archive: Re: SETI Why would anyone look forward to sharing this galaxy?

Re: SETI Why would anyone look forward to sharing this galaxy?

Alfred A. Aburto Jr. ( (no email) )
Fri, 09 Oct 1998 20:31:45 -0700

Oops! I didn't make the comments below ...

Al Aburto

-----------------------------------------------------------
> Bruce Cornet wrote:

> In the discussion on "Why would anyone look forward to sharing this
> galaxy?" the following comment was made by Al and Jerry:
>
> Al Aburto
> "No, the bipedal dinos were the only hope for the DNA of this planet and
> they were flattened by a stray mountain that Jupiter failed to grab in
> time.
> I know, impact events occur every 30 million years or so, and they tend to
> speed up evolution, but it's such a shame! Those *dinos* would have been
> spacefaring for 20 million years by now (all over our galaxy and already
> thinking about seeding M31 with brainy *dinos*!! Hallelujah to the Supreme
> Dromaeosaur!!)"
>
> Jerry and Judy <jerbidoc@zianet.com>
> "Our species is very young compared to this potential that was snuffed out
> 65 million years ago! Bipedal dinosaurs were well along their way toward
> sentience.

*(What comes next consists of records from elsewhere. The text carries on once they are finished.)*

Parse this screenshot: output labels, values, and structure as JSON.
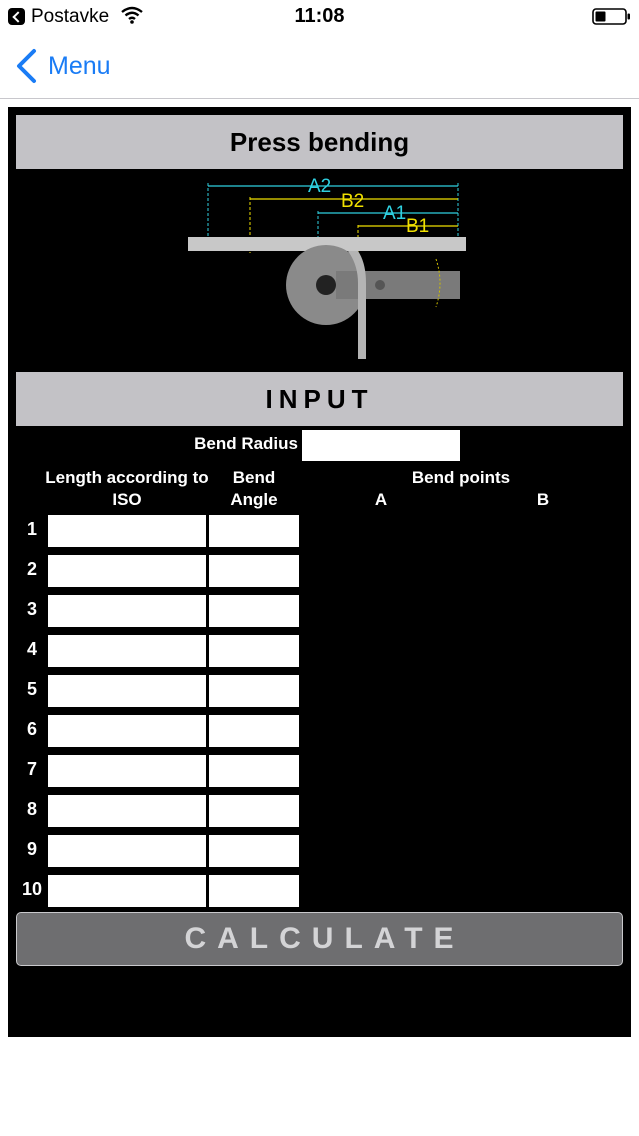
{
  "status_bar": {
    "back_app": "Postavke",
    "time": "11:08"
  },
  "nav": {
    "back_label": "Menu"
  },
  "panel": {
    "title": "Press bending",
    "input_header": "INPUT",
    "diagram": {
      "labels": [
        "A2",
        "B2",
        "A1",
        "B1"
      ]
    },
    "bend_radius_label": "Bend Radius",
    "columns": {
      "length": "Length according to ISO",
      "angle": "Bend Angle",
      "bend_points": "Bend points",
      "point_a": "A",
      "point_b": "B"
    },
    "rows": [
      {
        "n": "1"
      },
      {
        "n": "2"
      },
      {
        "n": "3"
      },
      {
        "n": "4"
      },
      {
        "n": "5"
      },
      {
        "n": "6"
      },
      {
        "n": "7"
      },
      {
        "n": "8"
      },
      {
        "n": "9"
      },
      {
        "n": "10"
      }
    ],
    "calculate_label": "CALCULATE"
  },
  "colors": {
    "accent_blue": "#1a7cf5",
    "header_gray": "#c3c2c6",
    "button_gray": "#6e6e70",
    "diagram_cyan": "#2fd0e0",
    "diagram_yellow": "#f0e000"
  }
}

There were a few promising lines which had already started on
> the path of enhanced socialization, enlargement of the visual part of the
> brain, bipedalism, efficient manipulation and increased encephelization (as
> a feedback development loop). If these guys had survived the impact, as
> our ancestors did! :), representatives of this planet would be populating
> other star systems for maybe over 30 million years by now! (Alright 10
> million, how many million do you want? We're almost there and it only took
> us 20 million or so.)"
>
> As an evolutionary biologist who has studied both plant evolution
> (paleobotany) and animal evolution (vertebrate paleontology) for most of
> his professional career (25 years), I have followed closely those
> paleontologists who are interested in dinosaurian evolution. I have watched
> various scientists debate whether the dinosaurs walked upright or walked
> like crocodiles, whether they were cold blooded or warm blooded, or
> something in between, and whether or not birds evolved from dinosaurs.
> Until recent discoveries in Spain and China, there was insufficient
> evidence to support the nay sayers or the yeh sayers regarding the
> avian/dinosaurian connection. The new discoveries are discussed in a
> well-illustrated article in National Geographic (July, 1998), called
> "Dinosaurs take wing, the origin of birds." The new discoveries do a lot
> for the skeptics, who must now eat humble pie. They also teach us the
> perils of speculation and skepticism based on too little data.
>
> On the subject of whether or not the dinosaurs would have been 20 million
> years ahead of us in space exploration, had they evolved into sentient
> intelligent technological beings such as ourselves, it is noteworthy that
> the dinosaurs are not extinct, they are not as advanced as us, and they are
> feathered! That does not mean that our favorite giants such as
> Tyrannosaurus survived in feathered disguise (although some paleontologists
> think that close relatives may have), but rather that some members of the
> Dinosauria did things differently. The fossil record is very fickle in
> yielding up its secrets. After their big brothers became extinct, the
> winged survivors successfully competed with mammals over the past 65
> million years. What may have led us to learn how to fly using technology
> was them, because they were ahead of us in that skill. What may have
> prevented them from evolving into highly intelligent animals may be
> limitations imposed on evolution due to specializations for flight. Flight
> gave them a convenient escape from predators, but flight also limited brain
> development through weight constraints and tool use by the specialization
> of their front two appendages (however, there are some birds quite adept at
> using their feet to hold objects, and some of them have learned how to use
> sticks as tools). Land-dwelling mammals, on the other hand, had to
> outsmart their adversaries to survive, which placed evolutionary pressure
> on brain development.
>
> Evolution is a funny thing. You can never predict its outcome, only its
> possible options given a set of environmental conditions and challenges.
> Had bipedal dinosaurs survived which had not evolved feathers and flight
> capability, perhaps things would have been different. But in order for
> similar creatures to evolve on other planets, conditions probably would
> have to be very Earth-like.
>
> Yours truly,
> Bruce Cornet, Ph.D.
> Geologist and Paleontologist
> bcornet@monmouth.com